[Stored data]
########

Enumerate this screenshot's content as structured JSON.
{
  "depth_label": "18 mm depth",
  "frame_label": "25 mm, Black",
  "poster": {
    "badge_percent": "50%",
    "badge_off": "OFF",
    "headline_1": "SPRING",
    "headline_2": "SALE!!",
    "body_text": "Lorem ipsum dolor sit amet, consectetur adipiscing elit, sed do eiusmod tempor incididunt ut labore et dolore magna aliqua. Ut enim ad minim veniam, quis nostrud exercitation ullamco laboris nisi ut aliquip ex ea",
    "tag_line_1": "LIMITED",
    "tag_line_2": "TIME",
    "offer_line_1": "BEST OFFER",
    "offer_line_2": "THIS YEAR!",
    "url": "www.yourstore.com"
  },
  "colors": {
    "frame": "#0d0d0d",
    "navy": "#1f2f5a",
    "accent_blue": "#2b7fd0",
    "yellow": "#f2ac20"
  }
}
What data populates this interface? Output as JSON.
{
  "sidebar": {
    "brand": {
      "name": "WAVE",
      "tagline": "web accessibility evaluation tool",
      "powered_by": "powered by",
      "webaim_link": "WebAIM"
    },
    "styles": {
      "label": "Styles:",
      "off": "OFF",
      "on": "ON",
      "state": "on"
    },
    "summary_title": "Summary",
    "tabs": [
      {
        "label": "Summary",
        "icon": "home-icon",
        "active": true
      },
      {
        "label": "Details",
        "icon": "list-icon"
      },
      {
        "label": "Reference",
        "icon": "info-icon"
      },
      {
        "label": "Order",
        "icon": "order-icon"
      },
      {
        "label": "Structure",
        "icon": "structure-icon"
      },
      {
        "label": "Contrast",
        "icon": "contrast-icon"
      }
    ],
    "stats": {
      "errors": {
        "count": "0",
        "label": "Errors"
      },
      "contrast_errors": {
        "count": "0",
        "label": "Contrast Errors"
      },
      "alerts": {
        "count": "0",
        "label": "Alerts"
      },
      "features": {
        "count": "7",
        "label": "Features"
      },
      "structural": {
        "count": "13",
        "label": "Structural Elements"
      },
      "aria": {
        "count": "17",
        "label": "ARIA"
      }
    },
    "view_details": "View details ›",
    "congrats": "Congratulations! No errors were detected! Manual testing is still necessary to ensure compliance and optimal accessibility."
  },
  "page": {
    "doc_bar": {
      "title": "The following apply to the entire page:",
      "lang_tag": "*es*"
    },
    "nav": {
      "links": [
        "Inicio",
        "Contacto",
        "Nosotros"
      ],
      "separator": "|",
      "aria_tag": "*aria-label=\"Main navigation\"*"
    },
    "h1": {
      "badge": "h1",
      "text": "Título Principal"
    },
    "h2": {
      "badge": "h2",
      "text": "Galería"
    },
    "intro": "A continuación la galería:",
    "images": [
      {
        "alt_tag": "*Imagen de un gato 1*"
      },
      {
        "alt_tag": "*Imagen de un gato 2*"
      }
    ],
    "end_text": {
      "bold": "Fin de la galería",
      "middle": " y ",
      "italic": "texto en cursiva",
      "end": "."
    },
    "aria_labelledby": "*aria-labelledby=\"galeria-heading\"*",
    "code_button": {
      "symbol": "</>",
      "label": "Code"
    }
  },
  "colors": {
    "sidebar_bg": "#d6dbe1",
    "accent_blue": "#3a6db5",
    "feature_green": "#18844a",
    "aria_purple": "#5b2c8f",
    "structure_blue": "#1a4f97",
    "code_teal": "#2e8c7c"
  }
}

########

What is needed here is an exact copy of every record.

Answer box:
Enumerate this screenshot's content as structured JSON.
{
  "depth_label": "18 mm depth",
  "frame_label": "25 mm, Black",
  "poster": {
    "badge_percent": "50%",
    "badge_off": "OFF",
    "headline_1": "SPRING",
    "headline_2": "SALE!!",
    "body_text": "Lorem ipsum dolor sit amet, consectetur adipiscing elit, sed do eiusmod tempor incididunt ut labore et dolore magna aliqua. Ut enim ad minim veniam, quis nostrud exercitation ullamco laboris nisi ut aliquip ex ea",
    "tag_line_1": "LIMITED",
    "tag_line_2": "TIME",
    "offer_line_1": "BEST OFFER",
    "offer_line_2": "THIS YEAR!",
    "url": "www.yourstore.com"
  },
  "colors": {
    "frame": "#0d0d0d",
    "navy": "#1f2f5a",
    "accent_blue": "#2b7fd0",
    "yellow": "#f2ac20"
  }
}
What data populates this interface? Output as JSON.
{
  "sidebar": {
    "brand": {
      "name": "WAVE",
      "tagline": "web accessibility evaluation tool",
      "powered_by": "powered by",
      "webaim_link": "WebAIM"
    },
    "styles": {
      "label": "Styles:",
      "off": "OFF",
      "on": "ON",
      "state": "on"
    },
    "summary_title": "Summary",
    "tabs": [
      {
        "label": "Summary",
        "icon": "home-icon",
        "active": true
      },
      {
        "label": "Details",
        "icon": "list-icon"
      },
      {
        "label": "Reference",
        "icon": "info-icon"
      },
      {
        "label": "Order",
        "icon": "order-icon"
      },
      {
        "label": "Structure",
        "icon": "structure-icon"
      },
      {
        "label": "Contrast",
        "icon": "contrast-icon"
      }
    ],
    "stats": {
      "errors": {
        "count": "0",
        "label": "Errors"
      },
      "contrast_errors": {
        "count": "0",
        "label": "Contrast Errors"
      },
      "alerts": {
        "count": "0",
        "label": "Alerts"
      },
      "features": {
        "count": "7",
        "label": "Features"
      },
      "structural": {
        "count": "13",
        "label": "Structural Elements"
      },
      "aria": {
        "count": "17",
        "label": "ARIA"
      }
    },
    "view_details": "View details ›",
    "congrats": "Congratulations! No errors were detected! Manual testing is still necessary to ensure compliance and optimal accessibility."
  },
  "page": {
    "doc_bar": {
      "title": "The following apply to the entire page:",
      "lang_tag": "*es*"
    },
    "nav": {
      "links": [
        "Inicio",
        "Contacto",
        "Nosotros"
      ],
      "separator": "|",
      "aria_tag": "*aria-label=\"Main navigation\"*"
    },
    "h1": {
      "badge": "h1",
      "text": "Título Principal"
    },
    "h2": {
      "badge": "h2",
      "text": "Galería"
    },
    "intro": "A continuación la galería:",
    "images": [
      {
        "alt_tag": "*Imagen de un gato 1*"
      },
      {
        "alt_tag": "*Imagen de un gato 2*"
      }
    ],
    "end_text": {
      "bold": "Fin de la galería",
      "middle": " y ",
      "italic": "texto en cursiva",
      "end": "."
    },
    "aria_labelledby": "*aria-labelledby=\"galeria-heading\"*",
    "code_button": {
      "symbol": "</>",
      "label": "Code"
    }
  },
  "colors": {
    "sidebar_bg": "#d6dbe1",
    "accent_blue": "#3a6db5",
    "feature_green": "#18844a",
    "aria_purple": "#5b2c8f",
    "structure_blue": "#1a4f97",
    "code_teal": "#2e8c7c"
  }
}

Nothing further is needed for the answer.